The Chamber of Commerce in Genoa awards ABB Italy an historic Italian business certificate for 100 years of uninterrupted business
ABB was recently awarded an historic Italian business certificate by the Chamber of Commerce in Genoa, which recognizes companies that have operated without interruption for more than 100 years. As the expected lifetime of modern corporations shrinks, being in business for more than a century has become a real achievement.
The average lifespan of a company listed on the S&P 500 index has decreased from 67 years in the 1920s to just 15 years today, according to a study by Professor Richard Foster at Yale University. By 2020, Professor Foster estimates more than three-quarters of the S&P 500 will be made up of companies that we have not heard of yet.
“Even the big, solid companies, the pillars of the society we live in, seem to hold out for not much longer than an average of 40 years,” writes Arie de Geus, a former Royal Dutch/Shell Group manager in his book about corporate survival, The Living Company.
In recent times, some former giants have vanished – car maker Saab, for instance, or financial firm Lehman Brothers, while others struggle to reinvent themselves, like former mobile phone colossus Nokia, or the iconic camera company, Kodak, now just a shadow of its former self.

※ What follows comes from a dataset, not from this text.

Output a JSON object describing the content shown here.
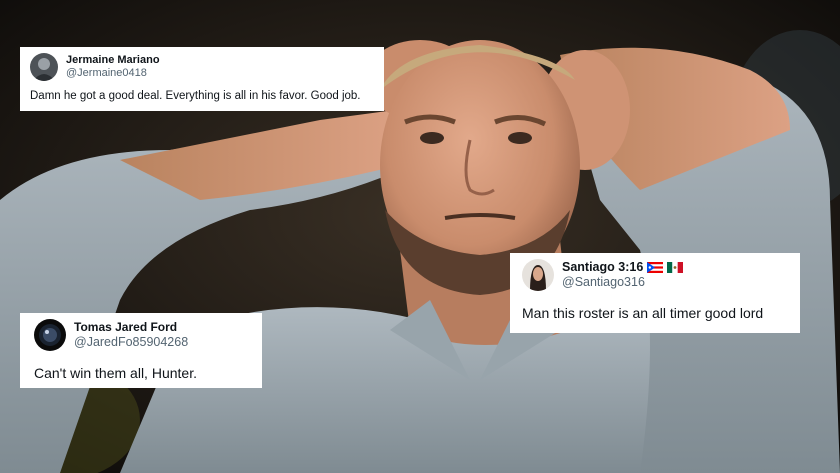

And yet some companies (mostly small, family-run businesses) have survived for hundreds of years; a handful (mainly in Japan) are more than 1,000 years old. In his book, Mr. de Geus provides some core characteristics of long-lived companies, big and small.
They are sensitive to changing conditions, in business and in the societies where they do business. They have a strong sense of identity, are open to innovation and experiments by their staff, and careful about finances. They are good corporate citizens, flexible, innovative, and able to reinvent themselves – like ABB.
Nothing seems to guarantee a long corporate life more than a sound reputation as a good citizen, backed by quality products and people. ABB’s parent companies (Swedish ASEA, founded in 1883, and Swiss Brown Boveri, founded in 1891) developed those properties, as well as a practice of innovation and customer focus that made them stand out in the corporate world.
This corporate DNA is an important legacy in the context of today’s ultra-competitive business climate.
It is fitting that the Genoa Chamber of Commerce handed ABB an historical business certificate, since the company’s predecessor, Brown Boveri, acquired the oldest electromechanical Italian company in 1903, Tecnomasio Italiano, founded in 1863.
Over the years ABB has gained experience in most of Italy’s electromechanical sector, and acquired important companies that have contributed to Italy’s industrial history, such as Ansaldo Trasformatori, Elsag Bailey, Ercole Marelli, SACE, Officine Adda and IEL.
Today, ABB Italy’s 6,300 people are concentrated in the north and central parts of the country. The company invests 3.2% of its turnover in R&D activities, and Genoa is a main operational center, home to ABB engineering, R&D and automation facilities focused on the energy, industrial plant and marine sectors. This capacity was enhanced in 2010 when the new Sestri Ponente offices were inaugurated in Genoa, featuring an advanced and futuristic Demonstration Center for the Symphony Plus total plant automation system. And in 2012, ABB acquired RGM Polycontrol, a Genoa-based subsidiary of RGN S.p.A., which specializes in auxiliary power systems for rail vehicles.
ABB is a main actor in the Italian industrial sector, a role it has successfully played for more than 100 years. ABB invests, innovates and creates value in Italy, enhancing local roots even as it scours the world for new business opportunities.
ABB Italy is a part of this long-term legacy, which is helping to develop the Italian economy by supplying products, systems, solutions and services that boost to customer performance.